16. Apr 22, 2005

### NoHeart

thank you very much for all of your help.
is the moment arm of the applied force then the line coming from the center of the board to a point on the line of force, perpendicular to the line of force? this would make the moment arm 0.5ft (sin 30*1ft)
that would make the answer 25 lb
if it is the point where the board meets the wall, it is 1ft (sin 30*2ft), making the answer 50lb. i believe this one is correct, but with all the mistakes i've made so far i need some confirmation...thanks again

17. Apr 24, 2005

### NoHeart

seriously, anyone?

18. Apr 24, 2005

### OlderDan

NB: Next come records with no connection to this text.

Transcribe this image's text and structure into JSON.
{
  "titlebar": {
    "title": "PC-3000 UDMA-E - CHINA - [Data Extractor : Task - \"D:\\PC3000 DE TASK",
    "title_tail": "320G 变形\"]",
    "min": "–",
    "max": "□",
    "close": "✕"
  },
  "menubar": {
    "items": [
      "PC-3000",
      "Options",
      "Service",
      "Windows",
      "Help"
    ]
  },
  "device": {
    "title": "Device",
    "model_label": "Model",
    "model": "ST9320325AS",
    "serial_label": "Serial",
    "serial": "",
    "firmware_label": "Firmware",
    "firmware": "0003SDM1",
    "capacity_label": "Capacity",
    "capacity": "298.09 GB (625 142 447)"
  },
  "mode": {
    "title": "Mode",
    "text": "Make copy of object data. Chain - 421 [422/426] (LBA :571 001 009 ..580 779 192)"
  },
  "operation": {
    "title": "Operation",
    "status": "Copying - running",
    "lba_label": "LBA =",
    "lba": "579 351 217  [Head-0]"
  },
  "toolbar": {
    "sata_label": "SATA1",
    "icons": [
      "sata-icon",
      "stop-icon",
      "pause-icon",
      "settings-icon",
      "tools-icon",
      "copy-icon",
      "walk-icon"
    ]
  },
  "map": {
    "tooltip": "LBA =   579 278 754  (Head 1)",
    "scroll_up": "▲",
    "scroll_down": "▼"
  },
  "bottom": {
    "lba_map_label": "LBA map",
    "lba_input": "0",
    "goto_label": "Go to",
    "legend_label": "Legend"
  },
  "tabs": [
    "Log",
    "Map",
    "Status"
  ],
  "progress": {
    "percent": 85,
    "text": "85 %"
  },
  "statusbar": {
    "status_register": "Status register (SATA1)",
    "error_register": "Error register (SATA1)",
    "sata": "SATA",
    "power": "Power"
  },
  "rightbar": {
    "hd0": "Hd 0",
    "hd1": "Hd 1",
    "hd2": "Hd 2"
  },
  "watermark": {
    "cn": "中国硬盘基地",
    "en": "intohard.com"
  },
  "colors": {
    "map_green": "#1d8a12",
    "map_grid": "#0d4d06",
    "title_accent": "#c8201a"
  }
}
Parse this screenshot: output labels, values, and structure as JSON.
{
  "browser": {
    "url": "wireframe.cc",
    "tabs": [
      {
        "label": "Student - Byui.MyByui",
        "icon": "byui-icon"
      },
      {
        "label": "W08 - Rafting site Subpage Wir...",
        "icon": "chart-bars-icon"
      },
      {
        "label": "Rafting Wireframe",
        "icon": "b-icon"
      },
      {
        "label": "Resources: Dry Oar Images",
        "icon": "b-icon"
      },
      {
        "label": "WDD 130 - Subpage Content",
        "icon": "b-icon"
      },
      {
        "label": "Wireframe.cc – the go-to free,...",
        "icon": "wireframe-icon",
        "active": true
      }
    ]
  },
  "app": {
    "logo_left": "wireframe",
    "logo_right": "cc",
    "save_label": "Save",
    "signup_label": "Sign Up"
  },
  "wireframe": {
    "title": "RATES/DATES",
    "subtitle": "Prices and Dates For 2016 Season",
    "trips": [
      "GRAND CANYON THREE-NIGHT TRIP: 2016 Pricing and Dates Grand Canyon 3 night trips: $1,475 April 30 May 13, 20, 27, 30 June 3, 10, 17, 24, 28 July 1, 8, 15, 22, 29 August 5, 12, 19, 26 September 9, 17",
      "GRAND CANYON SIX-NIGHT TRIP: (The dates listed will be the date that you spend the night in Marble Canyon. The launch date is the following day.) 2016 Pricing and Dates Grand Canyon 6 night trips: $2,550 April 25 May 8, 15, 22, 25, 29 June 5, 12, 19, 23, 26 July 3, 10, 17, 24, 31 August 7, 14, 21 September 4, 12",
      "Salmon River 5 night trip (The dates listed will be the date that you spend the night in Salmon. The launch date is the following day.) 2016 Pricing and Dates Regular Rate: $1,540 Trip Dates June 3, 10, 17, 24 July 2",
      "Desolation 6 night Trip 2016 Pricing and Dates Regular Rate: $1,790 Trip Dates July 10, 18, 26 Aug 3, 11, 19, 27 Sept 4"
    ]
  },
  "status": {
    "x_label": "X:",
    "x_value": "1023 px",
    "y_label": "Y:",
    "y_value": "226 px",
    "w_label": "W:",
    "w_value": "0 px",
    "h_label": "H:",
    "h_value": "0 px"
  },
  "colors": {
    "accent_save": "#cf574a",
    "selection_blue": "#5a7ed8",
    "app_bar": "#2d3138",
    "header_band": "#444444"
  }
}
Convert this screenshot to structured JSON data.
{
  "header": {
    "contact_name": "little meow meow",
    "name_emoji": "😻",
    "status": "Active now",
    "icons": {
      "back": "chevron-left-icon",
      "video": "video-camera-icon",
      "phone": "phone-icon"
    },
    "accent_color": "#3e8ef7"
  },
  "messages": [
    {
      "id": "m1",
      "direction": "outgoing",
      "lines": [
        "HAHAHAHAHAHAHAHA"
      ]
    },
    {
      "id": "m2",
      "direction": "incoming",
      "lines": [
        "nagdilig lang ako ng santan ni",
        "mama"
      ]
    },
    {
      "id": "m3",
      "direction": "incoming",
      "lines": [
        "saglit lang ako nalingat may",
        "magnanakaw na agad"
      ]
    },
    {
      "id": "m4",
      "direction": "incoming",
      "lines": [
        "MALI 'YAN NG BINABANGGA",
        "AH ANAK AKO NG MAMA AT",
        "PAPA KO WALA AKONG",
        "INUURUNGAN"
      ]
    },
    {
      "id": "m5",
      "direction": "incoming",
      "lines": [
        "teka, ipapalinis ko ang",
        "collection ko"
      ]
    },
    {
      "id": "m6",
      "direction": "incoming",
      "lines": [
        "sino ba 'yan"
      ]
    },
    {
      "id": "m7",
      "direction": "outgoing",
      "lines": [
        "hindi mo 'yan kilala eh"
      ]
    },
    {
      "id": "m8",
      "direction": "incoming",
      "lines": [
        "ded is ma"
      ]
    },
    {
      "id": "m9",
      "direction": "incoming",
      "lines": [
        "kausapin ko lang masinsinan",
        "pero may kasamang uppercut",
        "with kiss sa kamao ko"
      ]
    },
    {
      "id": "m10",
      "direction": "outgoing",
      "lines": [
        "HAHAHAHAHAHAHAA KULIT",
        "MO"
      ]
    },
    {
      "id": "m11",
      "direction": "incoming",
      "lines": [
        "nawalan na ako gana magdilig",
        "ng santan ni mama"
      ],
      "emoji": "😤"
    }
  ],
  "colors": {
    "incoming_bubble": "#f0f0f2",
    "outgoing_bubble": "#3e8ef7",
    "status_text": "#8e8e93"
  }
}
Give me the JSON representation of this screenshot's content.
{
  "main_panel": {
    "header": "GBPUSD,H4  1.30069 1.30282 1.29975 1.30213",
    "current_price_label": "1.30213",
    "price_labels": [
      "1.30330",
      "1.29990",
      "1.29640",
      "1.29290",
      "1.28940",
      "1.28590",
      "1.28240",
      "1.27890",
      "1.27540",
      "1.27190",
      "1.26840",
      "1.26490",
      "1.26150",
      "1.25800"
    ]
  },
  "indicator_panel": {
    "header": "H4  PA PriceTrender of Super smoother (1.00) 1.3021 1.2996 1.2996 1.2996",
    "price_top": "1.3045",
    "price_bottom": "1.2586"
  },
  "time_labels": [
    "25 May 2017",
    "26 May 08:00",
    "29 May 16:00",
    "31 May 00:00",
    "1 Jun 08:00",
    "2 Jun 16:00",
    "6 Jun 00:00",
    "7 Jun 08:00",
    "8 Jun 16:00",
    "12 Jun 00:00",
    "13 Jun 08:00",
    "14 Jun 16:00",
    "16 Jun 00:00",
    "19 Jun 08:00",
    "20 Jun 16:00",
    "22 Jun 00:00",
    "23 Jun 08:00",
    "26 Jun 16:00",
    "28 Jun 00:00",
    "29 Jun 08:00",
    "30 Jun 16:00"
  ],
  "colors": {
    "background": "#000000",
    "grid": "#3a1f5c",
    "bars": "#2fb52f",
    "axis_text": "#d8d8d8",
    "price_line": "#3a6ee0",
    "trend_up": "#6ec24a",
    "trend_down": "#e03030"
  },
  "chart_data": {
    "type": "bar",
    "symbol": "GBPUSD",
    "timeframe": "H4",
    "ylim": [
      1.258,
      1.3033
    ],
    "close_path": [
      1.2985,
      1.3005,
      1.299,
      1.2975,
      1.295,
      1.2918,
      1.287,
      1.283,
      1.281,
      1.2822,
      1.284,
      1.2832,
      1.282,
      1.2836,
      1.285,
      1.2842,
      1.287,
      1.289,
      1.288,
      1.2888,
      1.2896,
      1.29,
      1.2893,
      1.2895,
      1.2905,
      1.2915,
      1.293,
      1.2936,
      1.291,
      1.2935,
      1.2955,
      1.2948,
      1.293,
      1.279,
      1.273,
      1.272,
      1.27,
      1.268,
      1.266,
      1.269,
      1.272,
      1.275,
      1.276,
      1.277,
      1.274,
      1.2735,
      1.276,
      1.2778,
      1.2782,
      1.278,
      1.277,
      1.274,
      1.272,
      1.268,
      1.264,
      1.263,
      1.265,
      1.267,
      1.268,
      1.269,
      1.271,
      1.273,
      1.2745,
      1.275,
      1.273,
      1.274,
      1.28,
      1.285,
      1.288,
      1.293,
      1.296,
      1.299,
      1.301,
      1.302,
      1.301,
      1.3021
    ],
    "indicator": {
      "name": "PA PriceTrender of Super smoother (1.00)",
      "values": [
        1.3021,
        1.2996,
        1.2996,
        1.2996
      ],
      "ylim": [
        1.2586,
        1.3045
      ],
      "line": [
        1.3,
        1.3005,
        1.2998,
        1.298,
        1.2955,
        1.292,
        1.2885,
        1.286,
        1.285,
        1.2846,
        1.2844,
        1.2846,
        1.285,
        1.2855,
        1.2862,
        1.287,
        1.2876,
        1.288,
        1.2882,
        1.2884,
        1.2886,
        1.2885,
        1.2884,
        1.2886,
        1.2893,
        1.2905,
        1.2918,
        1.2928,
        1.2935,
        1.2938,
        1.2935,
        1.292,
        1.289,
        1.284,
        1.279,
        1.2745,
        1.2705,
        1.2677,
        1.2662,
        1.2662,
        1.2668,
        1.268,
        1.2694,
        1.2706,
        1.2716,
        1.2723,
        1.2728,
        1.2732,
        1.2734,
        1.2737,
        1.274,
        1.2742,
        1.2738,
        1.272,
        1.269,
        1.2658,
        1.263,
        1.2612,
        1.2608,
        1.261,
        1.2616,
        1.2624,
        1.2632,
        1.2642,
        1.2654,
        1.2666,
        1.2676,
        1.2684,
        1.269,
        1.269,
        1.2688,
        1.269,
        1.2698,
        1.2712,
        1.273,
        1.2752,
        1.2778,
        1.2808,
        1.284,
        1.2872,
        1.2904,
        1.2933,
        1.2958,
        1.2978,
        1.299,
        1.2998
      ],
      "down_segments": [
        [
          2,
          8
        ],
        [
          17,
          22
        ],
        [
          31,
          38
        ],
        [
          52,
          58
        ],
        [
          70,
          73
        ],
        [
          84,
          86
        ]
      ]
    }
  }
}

The first part is not correct. You have been calculating the torques about the point of contact between the board and the wall. The distance between the line of force and the point of rotation you are using is sin 30*2 ft. You cannot use the middle of the board for this calculation unless you include the unknown force of friction as a torque producing force.

In the second part, you got it. You could also get the same result by following the suggestion of breaking the applied force into vertical and horizontal components. The vertical component would be Fy = F*sin 30 and the horizontal component would be Fx = F cos 30. The horizontal component would be cancelled by the normal force at the wall. The vertical component would have a moment arm of 2 feet, and so 2*Fy = 1*W = 50lb leading to Fy = 25lb. Then F = Fy/(sin 30) = 50lb. Now that you know Fy you can find the force of friction, f. Fy + f = W = 50lb, so f = 25lb. And you can find the normal force Fx = 50lb*cos 30 = 43.3lb

Last edited: Apr 24, 2005